• Aim of the exercise:
Copy every line from the records that holds the word "Draft".

• Input for this task:

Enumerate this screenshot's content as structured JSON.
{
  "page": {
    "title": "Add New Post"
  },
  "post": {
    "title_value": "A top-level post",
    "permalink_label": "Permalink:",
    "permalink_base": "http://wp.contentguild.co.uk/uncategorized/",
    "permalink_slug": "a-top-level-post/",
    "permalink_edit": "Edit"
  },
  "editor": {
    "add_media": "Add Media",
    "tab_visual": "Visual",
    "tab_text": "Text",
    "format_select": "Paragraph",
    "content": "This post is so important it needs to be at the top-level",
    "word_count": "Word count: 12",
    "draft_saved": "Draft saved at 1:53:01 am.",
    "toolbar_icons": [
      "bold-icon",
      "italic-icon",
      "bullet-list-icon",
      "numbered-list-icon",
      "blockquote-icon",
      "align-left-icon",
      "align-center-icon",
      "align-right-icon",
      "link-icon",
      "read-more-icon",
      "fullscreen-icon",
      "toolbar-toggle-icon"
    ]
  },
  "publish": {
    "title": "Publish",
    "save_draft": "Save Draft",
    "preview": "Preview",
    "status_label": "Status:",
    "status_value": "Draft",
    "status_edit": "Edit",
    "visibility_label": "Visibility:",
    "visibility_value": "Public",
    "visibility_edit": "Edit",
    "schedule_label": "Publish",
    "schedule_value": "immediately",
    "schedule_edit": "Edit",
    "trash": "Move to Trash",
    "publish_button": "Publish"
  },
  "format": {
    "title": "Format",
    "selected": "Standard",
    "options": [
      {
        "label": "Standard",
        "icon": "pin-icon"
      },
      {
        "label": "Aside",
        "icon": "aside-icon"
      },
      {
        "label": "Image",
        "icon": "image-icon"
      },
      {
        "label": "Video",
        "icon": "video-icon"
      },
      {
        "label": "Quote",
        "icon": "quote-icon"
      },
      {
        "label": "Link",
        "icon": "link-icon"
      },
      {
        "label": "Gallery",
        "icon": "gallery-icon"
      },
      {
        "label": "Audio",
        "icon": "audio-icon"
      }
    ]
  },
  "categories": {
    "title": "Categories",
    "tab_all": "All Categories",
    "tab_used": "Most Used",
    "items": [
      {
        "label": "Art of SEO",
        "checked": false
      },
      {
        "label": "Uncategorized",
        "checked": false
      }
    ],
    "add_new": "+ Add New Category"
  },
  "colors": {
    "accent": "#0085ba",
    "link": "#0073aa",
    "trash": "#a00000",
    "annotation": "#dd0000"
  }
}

• Written answer:
    "draft_saved": "Draft saved at 1:53:01 am.",
    "save_draft": "Save Draft",
    "status_value": "Draft",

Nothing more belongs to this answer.